Large-scale industry employers in Serbia often face the problem of high absenteeism due to abuse of sick leave by employees.
These cases repeat throughout the year and negatively affect the profitability of businesses. Employers, therefore, often wonder how this problem can be solved, and if legislation can offer a solution.
The abuse of sick leave appears in two forms: (i) When it is approved and used without medical justification (for example when an employee is not sick at all); and (ii) When the sick leave was used contrary to the reasons for which it was approved (for example when employees are working for another employer while on sick leave).
In principle, the Labor Act prescribes that an employee can be dismissed if he/she abuses the right to sick leave. However, before dismissal, the employer must prove that the employee was in fact abusing the right to sick leave.
July 2014 amendments to the Labor Act, were intended to include more flexibility for employers in proving the abuse of sick leave. Before the amendments to the Labor Act were adopted, the Act only regulated the procedure for proving the abuse of sick leave through the State Medical Institution (the “Official Procedure”). The Official Procedure is designed to allow a medical committee to reassess the first medical opinion in terms of which the sick leave was approved. Unfortunately, the Official Procedure in practice usually provides no results, and is therefore often avoided by employers.
Pursuant to the 2014 amendments of the Labor Act, however, employers in doubt as to whether sick leave was claimed without valid medical reasons can either: (i) refer the employees to a private medical institution for medical analysis in order to determine whether the employee abused his or her right to sick leave (at the employer's cost), or (ii) confirm the claimed sickness by a procedure regulated under the employer’s internal policy. If an employee refuses to undergo the analysis in the private medical institution, he/she can be dismissed.
Although it seems that employers can easily solve the problem of abuse of sick leave by simply ordering employees to undergo medical analysis in private medical institutions, unfortunately the situation is not so simple.
The results of medical examinations in private medical institutions have been found to be more objective than the results of the Official Procedure, as the doctors in State Health Institutions tend to have an employee-friendly attitude. However, these results cannot be cited as grounds for termination of employment.
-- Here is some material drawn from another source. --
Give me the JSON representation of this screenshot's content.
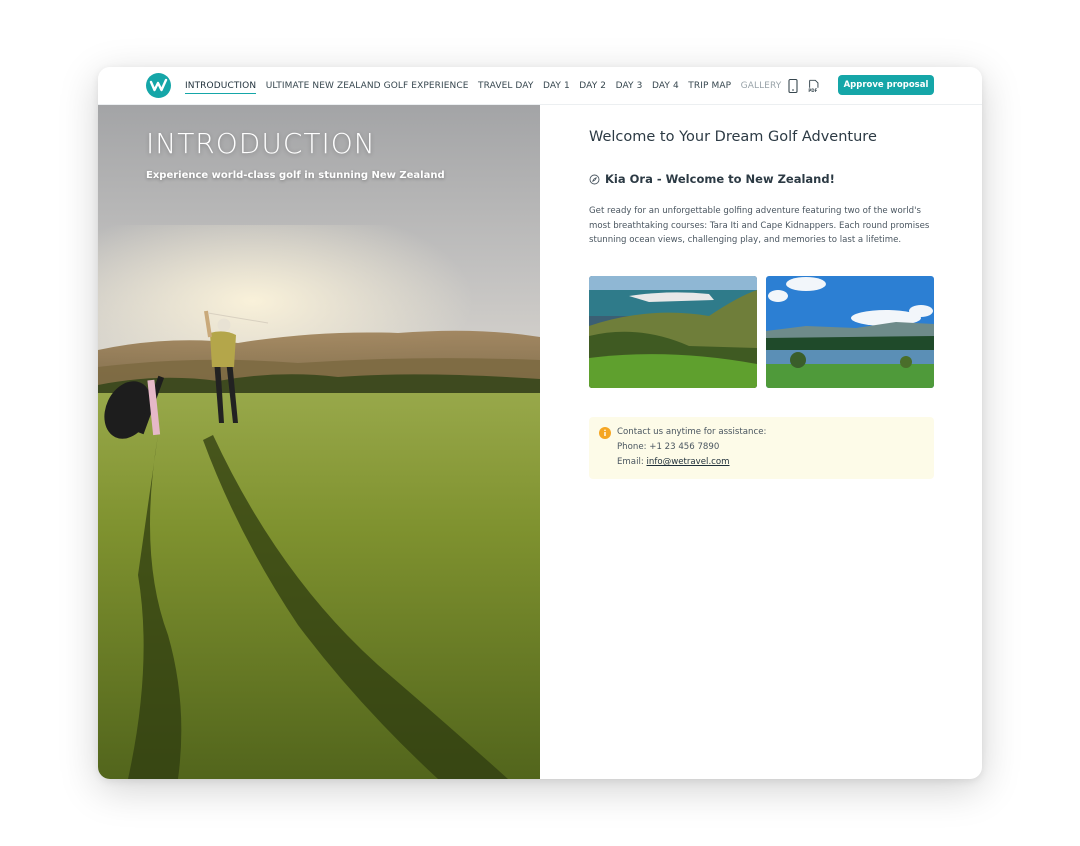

In fact, a private medical institution can only perform a particular medical analysis (e.g.,blood test, x-ray, or similar procedures), and the results can then be used in the Official Procedure. Thus, the possibility of having a particular analysis in a private medical institution is not beneficial for employers, and instead the burdensome and time-consuming Official Procedure still needs to be completed, with results from analysis able only to be used as additional evidence.
On the other hand, employers are in a position to regulate their own internal procedures for investigating the abuse of sick leave. Such procedures can be performed by members of a special committee who can in principle visit the employee at his/her home in order to confirm whether he/she is acting in accordance with the doctor's advice (e.g., if an employee with a broken leg actually has a cast on his/her leg). However, only in rare cases can the committee's report be the sole ground for termination of employment. For instance, if the committee confirms that a sick employee is out walking the streets instead of resting at home , this cannot be taken to be firm evidence, as the medical authority would need to confirm whether such behavior could have a negative impact on his/her recovery.
On the other hand, if the employer's committee caught an employee working for another employer this could be used as evidence against the employee, and the employment contract could be terminated without initiating an Official Procedure.
In a nutshell, when the latest amendments to the Labor Act were prepared, in July 2014, the legislator sought to help employers by creating a system to prevent the abuse of sick leave. Unfortunately, however, the abuse of sick leave still remains a perplexing problem.
This article was edited and first appeared on CEE Legal Matters.
Originally published as Schoenherr legal insights on 25 October 2016.